Yes, they had a better physics engine. They might have managed to use Bullet natively, but rather than that, I would guess they just made their own custom physics engine made especially for their game, for optimal performance.

Exactly. If you made a game with just spheres, who gives a crap about any other collisions. So an optimized physics engine built around sphere vs sphere dynamics would run many times of magnitude faster than the varied, catch all, accurate physics of jBullet. It could be they turned the sampling rate waaaaay down too. You could do this in jME's bullet too, by lowering the accuracy variable, but I think it's more of a matter of getting it running on the device in the first place.
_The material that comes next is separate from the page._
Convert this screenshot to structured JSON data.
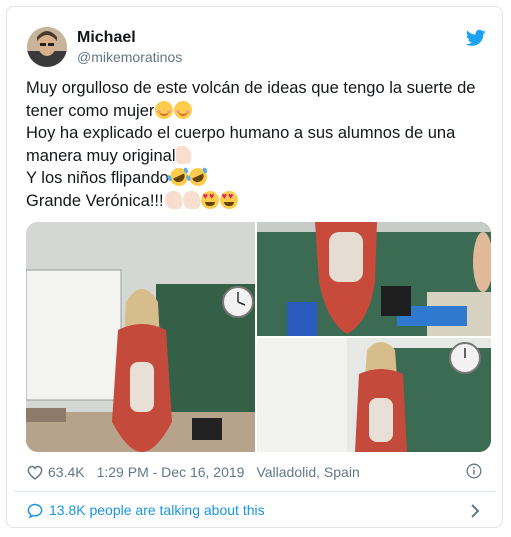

But I mean, think about how many "Man behind the curtain" moments there are in gaming to pull off crazy effects. Half of the time they do something in such a way so that it's way faster than it should be, but maybe only works for 90% of the viewing angles. So what do they do? Ensure the player never sees that 10%! :p Gaming pre-2000 ish relied heavily on this to achieve "the next big thing." This is still in practice today. The only difference is as computer speeds increase, the need to half-ass, or clooge things, has gone down because we have the raw horsepower to throw at it.

I mean hell, the final boss of Doom2 is really that famous sprite model of John Romero's head behind the giant skull boss's head. Why'd they do this? No one really knows, but I could bet it's because they didn't want to rewrite the walldef collision codes to REALLY do what they wanted. Instead, they did what worked, and figured the casual player would never know they clooged it :p

Man, to this day I still use tricks that I learned back in Doom/Quake level design. Teaching since 1995 :p

Digressing topics weeeeee :p